Free format text: ASSIGNMENT OF ASSIGNORS INTEREST;ASSIGNORS:IZYDOREK, RANDALL P.;TUCKEY, CHARLES H.;WILLIAMS, KEVIN L.;REEL/FRAME:008011/0567
Effective date: 19960522
|Jun 23, 1998||AS||Assignment|
Owner name: NATIONSBANK, N.A., MARYLAND
Free format text: SECURITY INTEREST;ASSIGNOR:WALBRO CORPORATION;REEL/FRAME:009297/0790
Effective date: 19980529
|Aug 4, 1998||CC||Certificate of correction|
|Aug 28, 2001||FPAY||Fee payment|
Year of fee payment: 4
|Jan 9, 2004||AS||Assignment|

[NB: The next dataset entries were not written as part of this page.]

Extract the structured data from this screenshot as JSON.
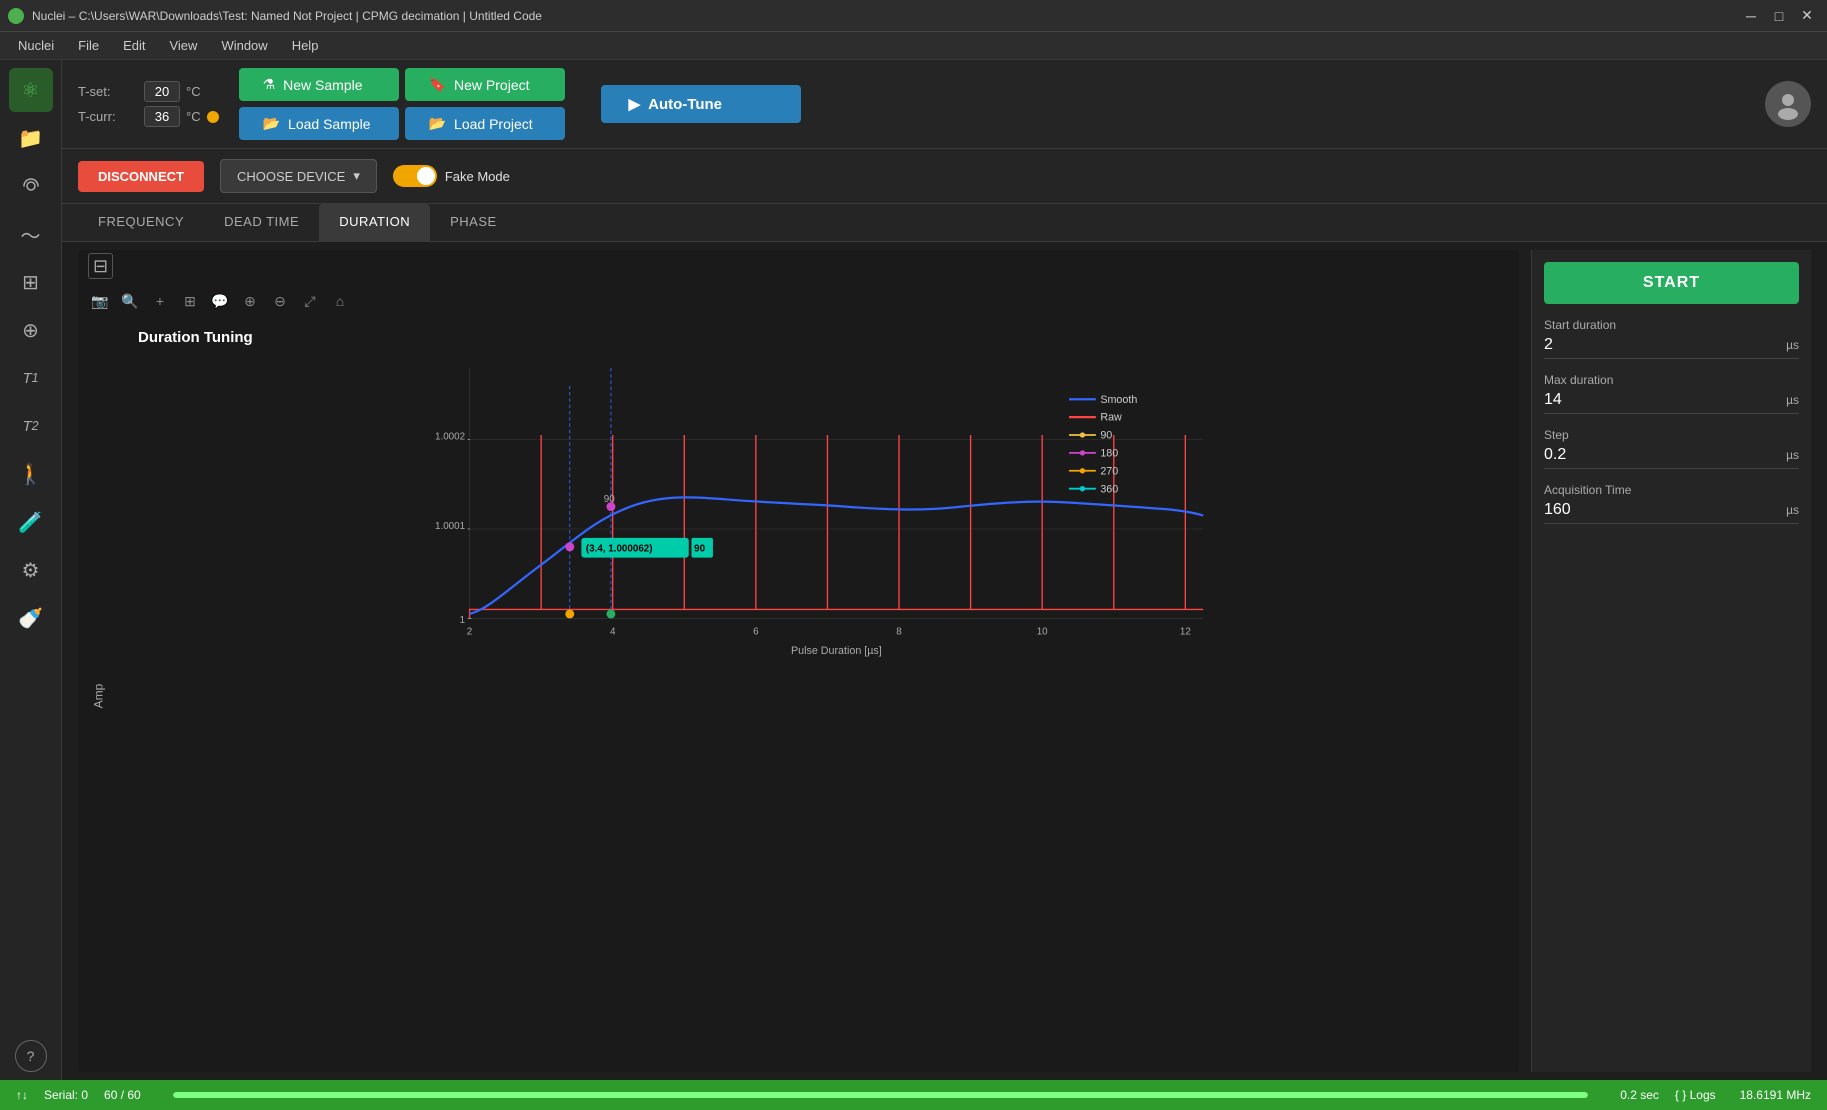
{
  "titlebar": {
    "title": "Nuclei – C:\\Users\\WAR\\Downloads\\Test: Named Not Project | CPMG decimation | Untitled Code",
    "icon": "nuclei-icon"
  },
  "menubar": {
    "items": [
      "Nuclei",
      "File",
      "Edit",
      "View",
      "Window",
      "Help"
    ]
  },
  "header": {
    "temp_set_label": "T-set:",
    "temp_set_value": "20",
    "temp_curr_label": "T-curr:",
    "temp_curr_value": "36",
    "temp_unit": "°C",
    "new_sample_label": "New Sample",
    "load_sample_label": "Load Sample",
    "new_project_label": "New Project",
    "load_project_label": "Load Project",
    "autotune_label": "Auto-Tune"
  },
  "device_bar": {
    "disconnect_label": "DISCONNECT",
    "choose_device_label": "CHOOSE DEVICE",
    "fake_mode_label": "Fake Mode"
  },
  "tabs": {
    "items": [
      "FREQUENCY",
      "DEAD TIME",
      "DURATION",
      "PHASE"
    ],
    "active": 2
  },
  "chart": {
    "title": "Duration Tuning",
    "x_label": "Pulse Duration [µs]",
    "y_label": "Amp",
    "x_min": 2,
    "x_max": 14,
    "y_min": 1.0,
    "y_max": 1.0002,
    "tooltip_text": "(3.4, 1.000062)",
    "tooltip_label": "90",
    "legend": [
      {
        "label": "Smooth",
        "color": "#3366ff"
      },
      {
        "label": "Raw",
        "color": "#ff4444"
      },
      {
        "label": "90",
        "color": "#f0c040"
      },
      {
        "label": "180",
        "color": "#cc44cc"
      },
      {
        "label": "270",
        "color": "#f0a500"
      },
      {
        "label": "360",
        "color": "#00cccc"
      }
    ]
  },
  "right_panel": {
    "start_label": "START",
    "start_duration_label": "Start duration",
    "start_duration_value": "2",
    "start_duration_unit": "µs",
    "max_duration_label": "Max duration",
    "max_duration_value": "14",
    "max_duration_unit": "µs",
    "step_label": "Step",
    "step_value": "0.2",
    "step_unit": "µs",
    "acq_time_label": "Acquisition Time",
    "acq_time_value": "160",
    "acq_time_unit": "µs"
  },
  "status_bar": {
    "arrows_icon": "↑↓",
    "serial_label": "Serial: 0",
    "progress_text": "60 / 60",
    "progress_pct": 100,
    "time_value": "0.2 sec",
    "logs_label": "{ } Logs",
    "freq_value": "18.6191 MHz"
  },
  "sidebar": {
    "icons": [
      {
        "name": "home-icon",
        "symbol": "⚛",
        "active": true
      },
      {
        "name": "folder-icon",
        "symbol": "📁",
        "active": false
      },
      {
        "name": "wifi-icon",
        "symbol": "◉",
        "active": false
      },
      {
        "name": "chart-icon",
        "symbol": "〜",
        "active": false
      },
      {
        "name": "dashboard-icon",
        "symbol": "⊞",
        "active": false
      },
      {
        "name": "add-icon",
        "symbol": "⊞",
        "active": false
      },
      {
        "name": "t1-icon",
        "symbol": "T₁",
        "active": false
      },
      {
        "name": "t2-icon",
        "symbol": "T₂",
        "active": false
      },
      {
        "name": "person-icon",
        "symbol": "🏃",
        "active": false
      },
      {
        "name": "tube-icon",
        "symbol": "🧪",
        "active": false
      },
      {
        "name": "settings-icon",
        "symbol": "⚙",
        "active": false
      },
      {
        "name": "baby-icon",
        "symbol": "🍼",
        "active": false
      },
      {
        "name": "help-icon",
        "symbol": "?",
        "active": false
      }
    ]
  }
}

Owner name: TI GROUP AUTOMOTIVE SYSTEMS, L.L.C. OF DELAWARE, M
Free format text: ASSIGNMENT OF ASSIGNORS INTEREST;ASSIGNOR:WALBRO CORPORATION OF DELAWARE;REEL/FRAME:014845/0830
Effective date: 20031105
|Sep 21, 2005||REMI||Maintenance fee reminder mailed|
|Mar 3, 2006||LAPS||Lapse for failure to pay maintenance fees|
|May 2, 2006||FP||Expired due to failure to pay maintenance fee|
Effective date: 20060303
|Feb 2, 2007||AS||Assignment|
Owner name: WALBRO CORPORATION, MICHIGAN
Free format text: RELEASE OF PATENT ASSIGNMENT;ASSIGNOR:BANK OF AMERICA, N.A. (F/K/A NATIONSBANK, N.A.);REEL/FRAME:018837/0814
Effective date: 20070118